Your goal
Please filter the entries for the word "Sponsorship" and copy every line that has it.
--- START ---
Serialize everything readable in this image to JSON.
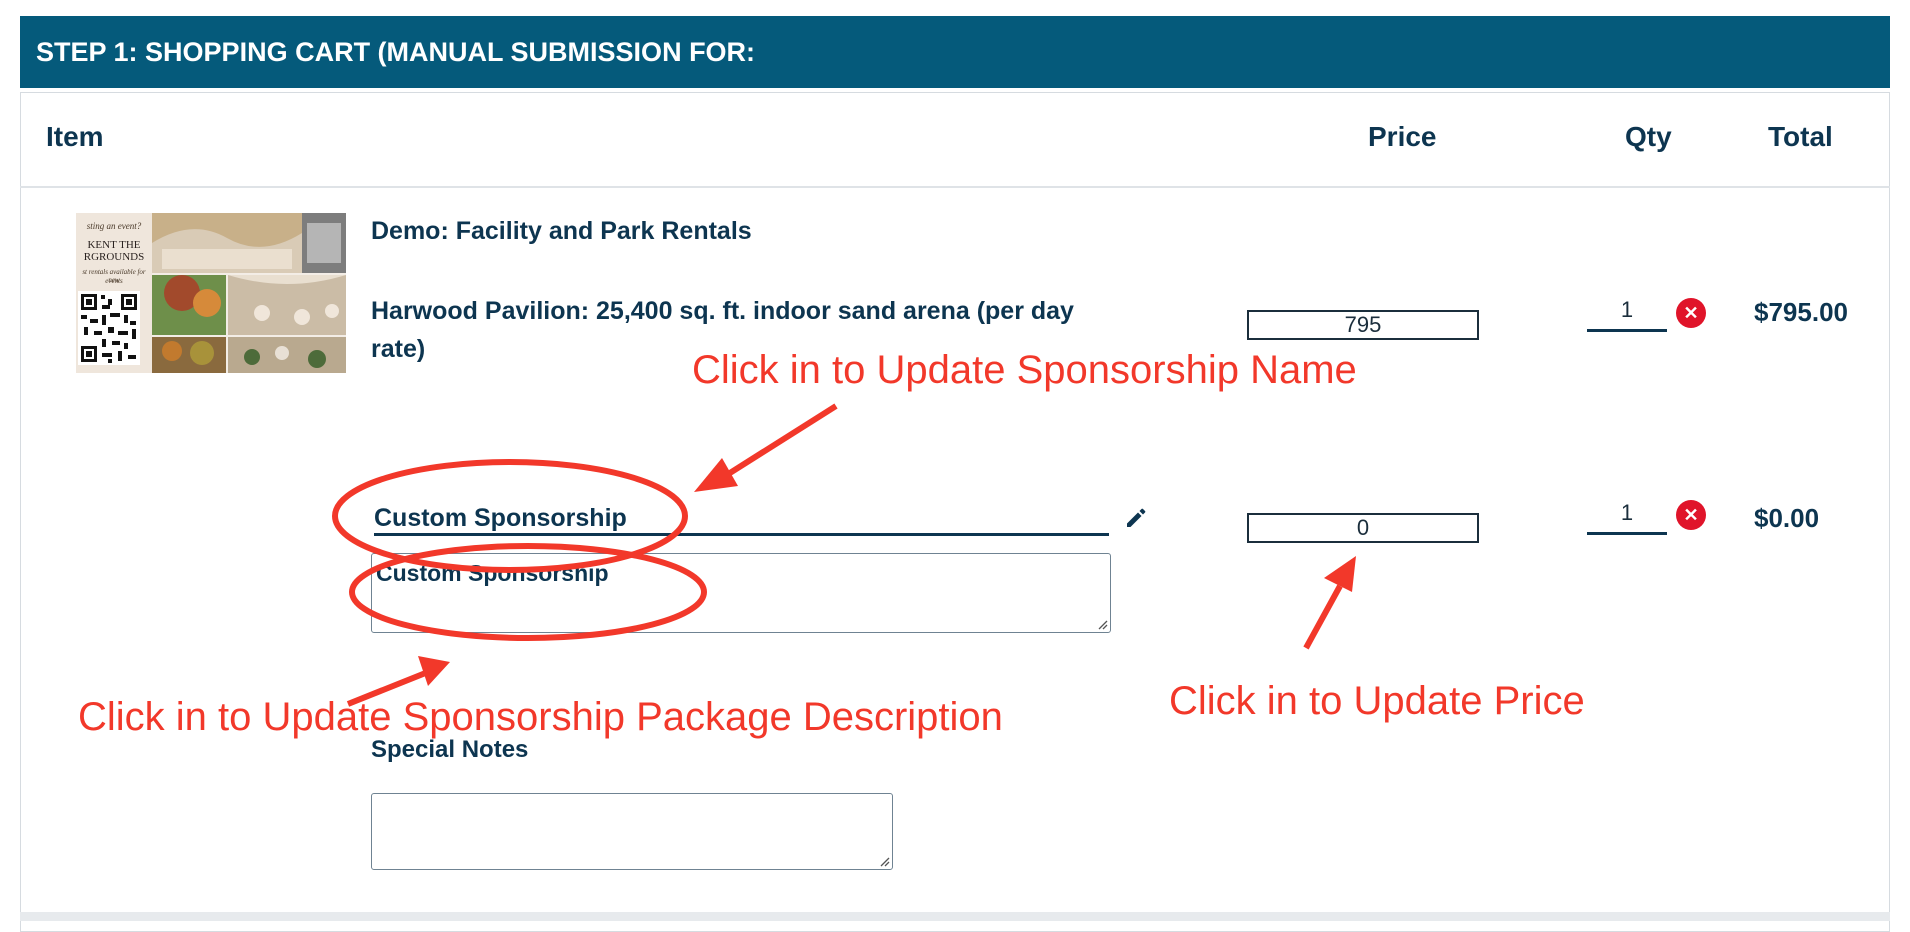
{
  "header": {
    "title": "STEP 1: SHOPPING CART (MANUAL SUBMISSION FOR:"
  },
  "table": {
    "columns": {
      "item": "Item",
      "price": "Price",
      "qty": "Qty",
      "total": "Total"
    }
  },
  "thumbnail": {
    "text_lines": [
      "sting an event?",
      "KENT THE",
      "RGROUNDS",
      "st rentals available for new",
      "events"
    ]
  },
  "cart": {
    "category": "Demo: Facility and Park Rentals",
    "item1": {
      "name": "Harwood Pavilion: 25,400 sq. ft. indoor sand arena (per day rate)",
      "price": "795",
      "qty": "1",
      "remove_icon": "close-icon",
      "total": "$795.00"
    },
    "item2": {
      "name": "Custom Sponsorship",
      "edit_icon": "pencil-icon",
      "description": "Custom Sponsorship",
      "price": "0",
      "qty": "1",
      "remove_icon": "close-icon",
      "total": "$0.00"
    },
    "special_notes_label": "Special Notes",
    "special_notes_value": ""
  },
  "annotations": {
    "name": "Click in to Update Sponsorship Name",
    "description": "Click in to Update Sponsorship Package Description",
    "price": "Click in to Update Price",
    "color": "#f2382a"
  },
  "colors": {
    "header_bg": "#055a7b",
    "text": "#0d3550",
    "remove": "#e0142a"
  }
}
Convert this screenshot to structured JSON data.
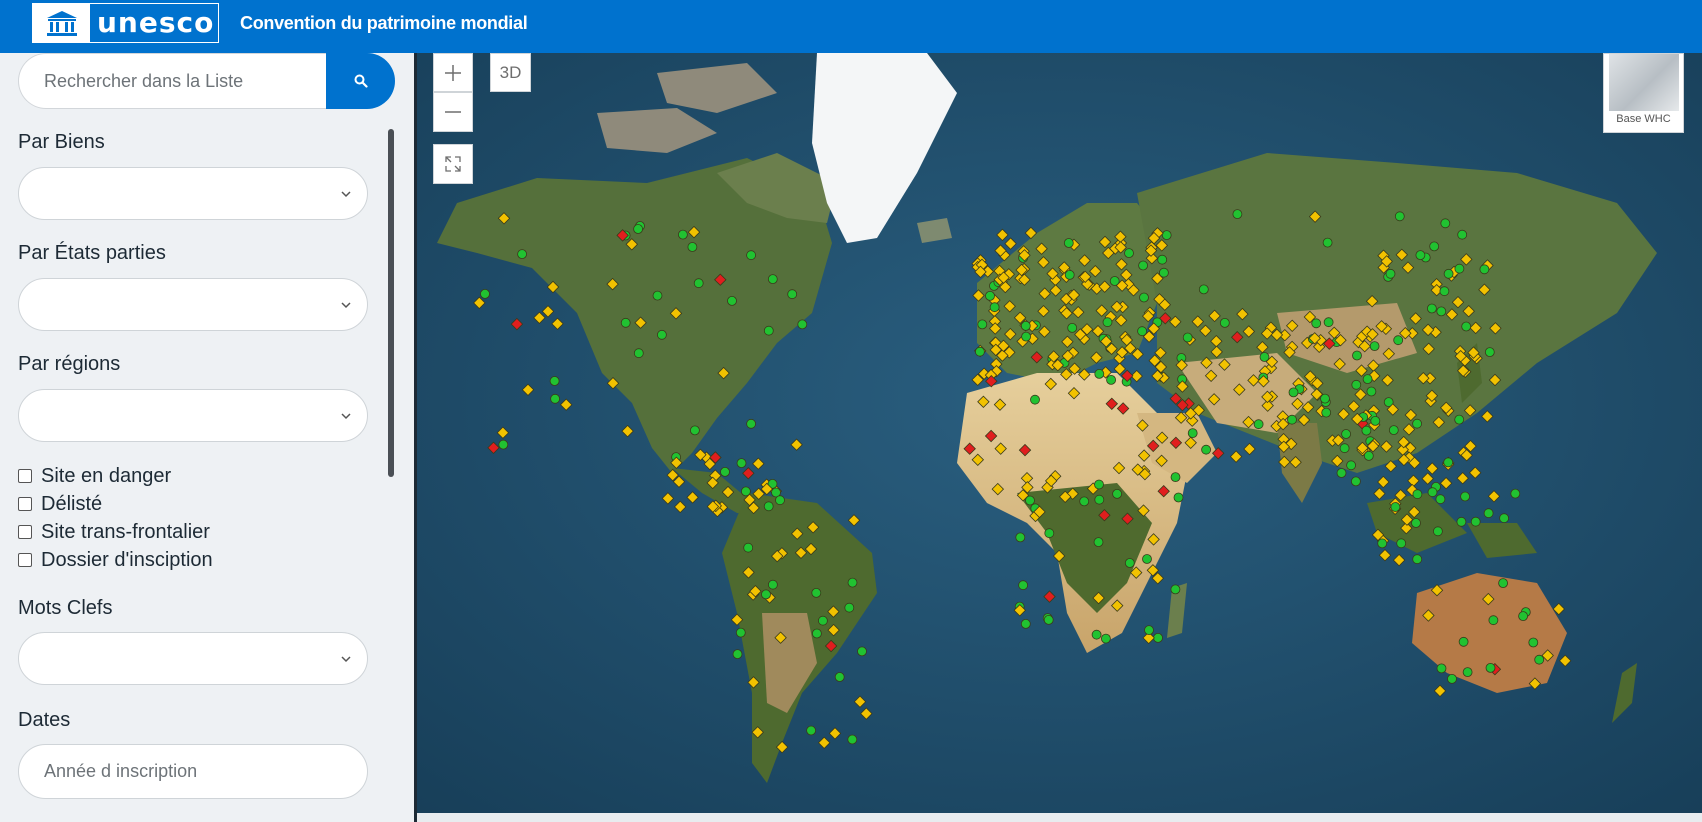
{
  "header": {
    "logo_text": "unesco",
    "title": "Convention du patrimoine mondial"
  },
  "sidebar": {
    "search_placeholder": "Rechercher dans la Liste",
    "filters": [
      {
        "label": "Par Biens",
        "value": ""
      },
      {
        "label": "Par États parties",
        "value": ""
      },
      {
        "label": "Par régions",
        "value": ""
      }
    ],
    "checkboxes": [
      {
        "label": "Site en danger",
        "checked": false
      },
      {
        "label": "Délisté",
        "checked": false
      },
      {
        "label": "Site trans-frontalier",
        "checked": false
      },
      {
        "label": "Dossier d'insciption",
        "checked": false
      }
    ],
    "keywords_label": "Mots Clefs",
    "keywords_value": "",
    "dates_label": "Dates",
    "dates_placeholder": "Année d inscription"
  },
  "map": {
    "zoom_in_icon": "plus-icon",
    "zoom_out_icon": "minus-icon",
    "fullscreen_icon": "expand-icon",
    "view_3d_label": "3D",
    "basemap_label": "Base WHC",
    "marker_colors": {
      "natural": "#21c231",
      "cultural": "#f2c200",
      "in_danger": "#e01e1e"
    },
    "marker_legend_note": ""
  }
}
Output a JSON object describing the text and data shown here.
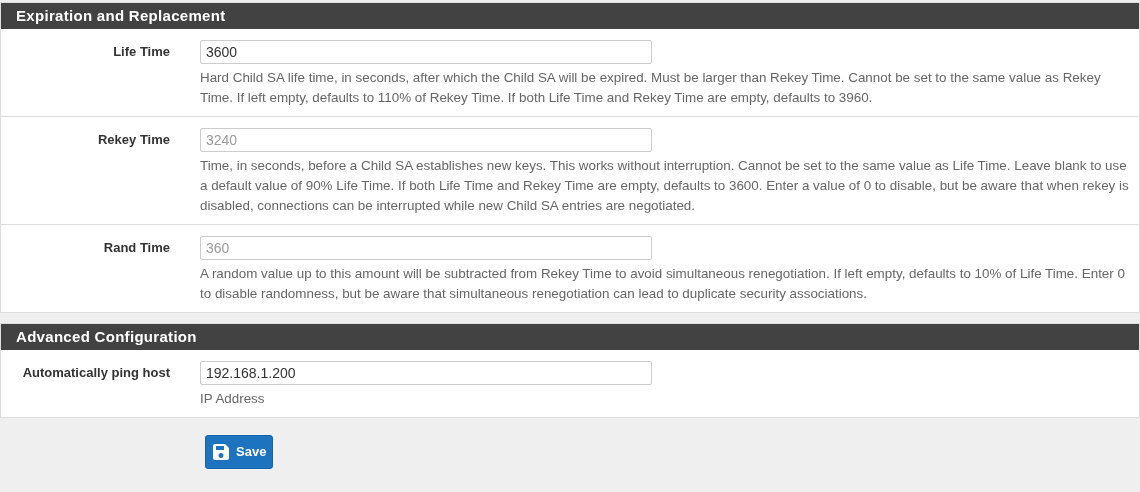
{
  "sections": [
    {
      "title": "Expiration and Replacement",
      "rows": [
        {
          "label": "Life Time",
          "field": {
            "value": "3600"
          },
          "help": "Hard Child SA life time, in seconds, after which the Child SA will be expired. Must be larger than Rekey Time. Cannot be set to the same value as Rekey Time. If left empty, defaults to 110% of Rekey Time. If both Life Time and Rekey Time are empty, defaults to 3960."
        },
        {
          "label": "Rekey Time",
          "field": {
            "placeholder": "3240"
          },
          "help": "Time, in seconds, before a Child SA establishes new keys. This works without interruption. Cannot be set to the same value as Life Time. Leave blank to use a default value of 90% Life Time. If both Life Time and Rekey Time are empty, defaults to 3600. Enter a value of 0 to disable, but be aware that when rekey is disabled, connections can be interrupted while new Child SA entries are negotiated."
        },
        {
          "label": "Rand Time",
          "field": {
            "placeholder": "360"
          },
          "help": "A random value up to this amount will be subtracted from Rekey Time to avoid simultaneous renegotiation. If left empty, defaults to 10% of Life Time. Enter 0 to disable randomness, but be aware that simultaneous renegotiation can lead to duplicate security associations."
        }
      ]
    },
    {
      "title": "Advanced Configuration",
      "rows": [
        {
          "label": "Automatically ping host",
          "field": {
            "value": "192.168.1.200"
          },
          "help": "IP Address"
        }
      ]
    }
  ],
  "save_button": {
    "label": "Save"
  }
}
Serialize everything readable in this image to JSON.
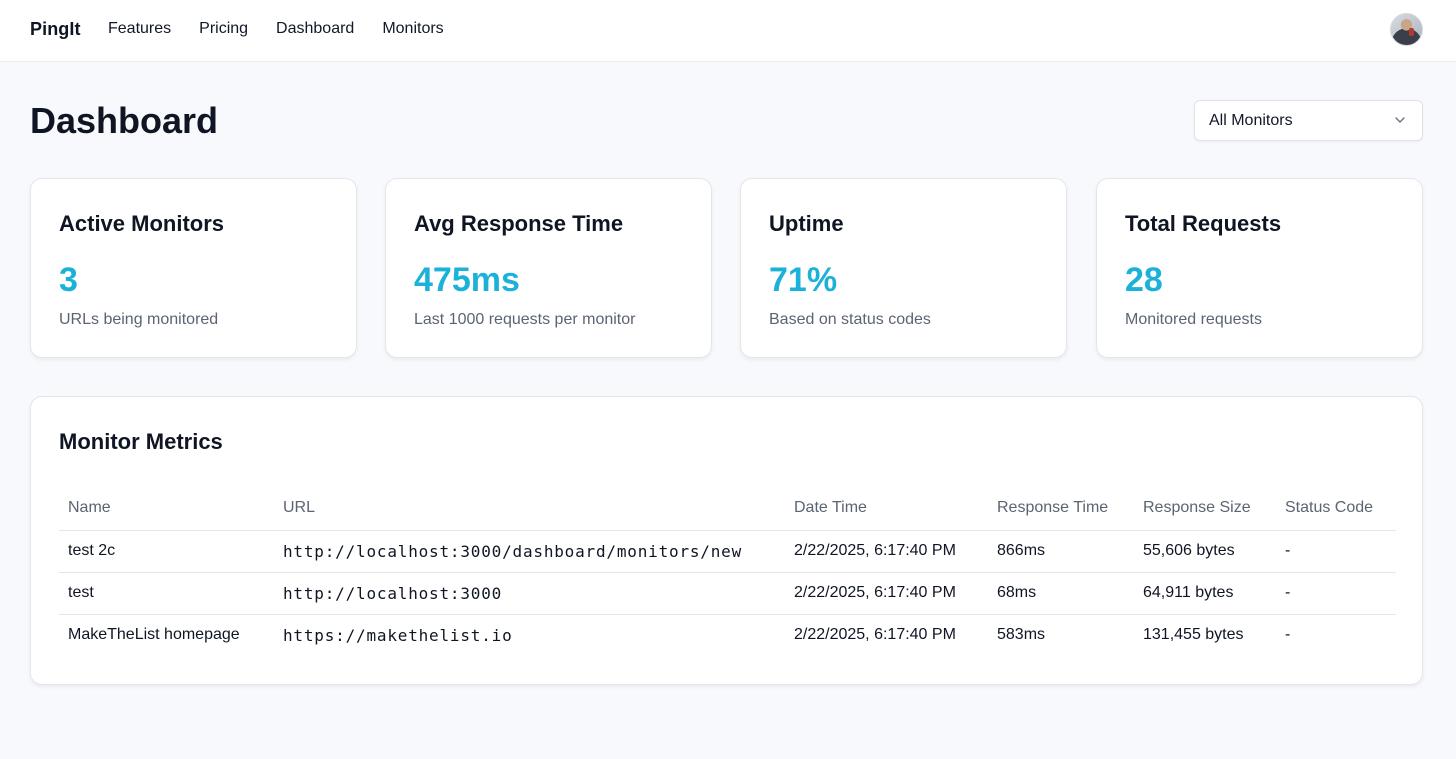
{
  "nav": {
    "brand": "PingIt",
    "links": [
      "Features",
      "Pricing",
      "Dashboard",
      "Monitors"
    ]
  },
  "header": {
    "title": "Dashboard",
    "filter_value": "All Monitors"
  },
  "stats": [
    {
      "title": "Active Monitors",
      "value": "3",
      "desc": "URLs being monitored"
    },
    {
      "title": "Avg Response Time",
      "value": "475ms",
      "desc": "Last 1000 requests per monitor"
    },
    {
      "title": "Uptime",
      "value": "71%",
      "desc": "Based on status codes"
    },
    {
      "title": "Total Requests",
      "value": "28",
      "desc": "Monitored requests"
    }
  ],
  "metrics": {
    "title": "Monitor Metrics",
    "columns": [
      "Name",
      "URL",
      "Date Time",
      "Response Time",
      "Response Size",
      "Status Code"
    ],
    "rows": [
      [
        "test 2c",
        "http://localhost:3000/dashboard/monitors/new",
        "2/22/2025, 6:17:40 PM",
        "866ms",
        "55,606 bytes",
        "-"
      ],
      [
        "test",
        "http://localhost:3000",
        "2/22/2025, 6:17:40 PM",
        "68ms",
        "64,911 bytes",
        "-"
      ],
      [
        "MakeTheList homepage",
        "https://makethelist.io",
        "2/22/2025, 6:17:40 PM",
        "583ms",
        "131,455 bytes",
        "-"
      ]
    ]
  },
  "colors": {
    "accent": "#1bb1d8",
    "muted_text": "#5b6472",
    "background": "#f8f9fc"
  },
  "icons": {
    "avatar": "user-avatar",
    "select": "chevron-down-icon"
  }
}
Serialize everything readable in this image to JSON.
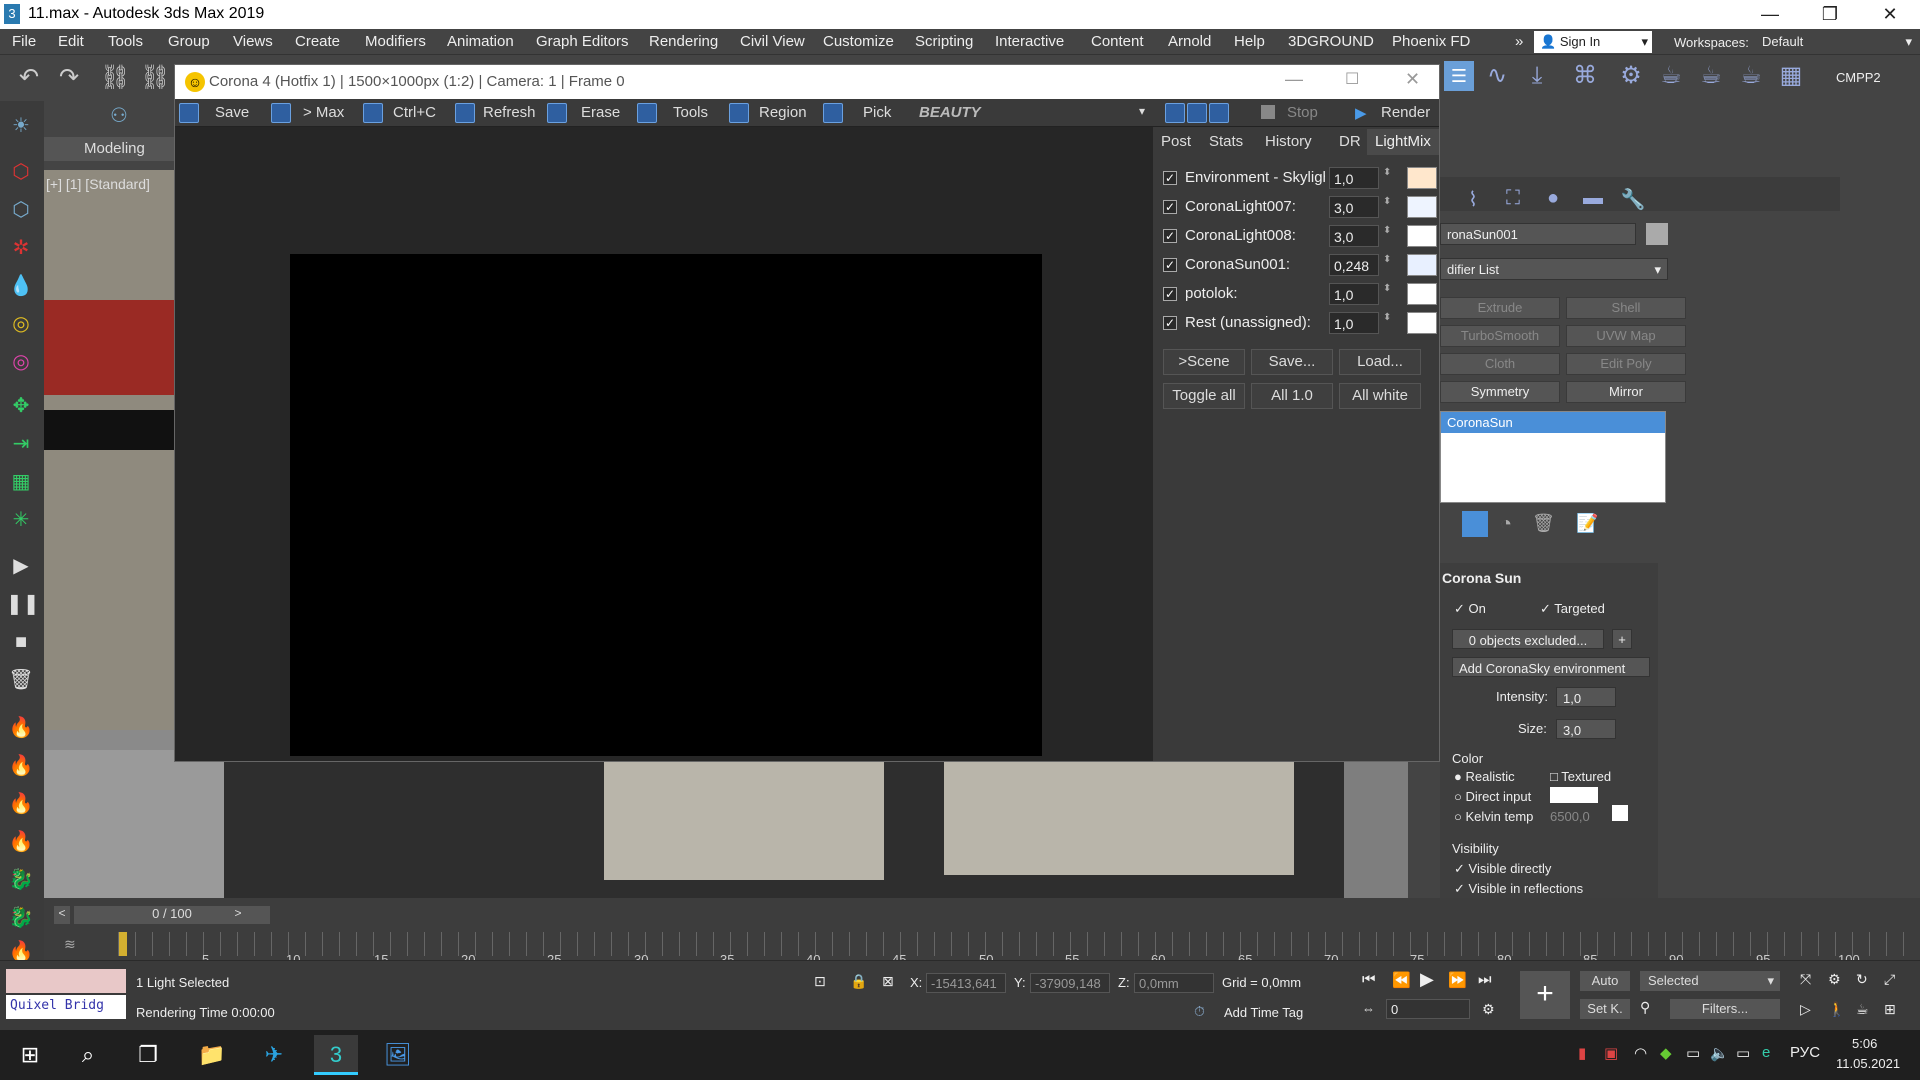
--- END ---
Solution for this exercise
      "name": "Custom Sponsorship",
      "description": "Custom Sponsorship",
    "name": "Click in to Update Sponsorship Name",
    "description": "Click in to Update Sponsorship Package Description",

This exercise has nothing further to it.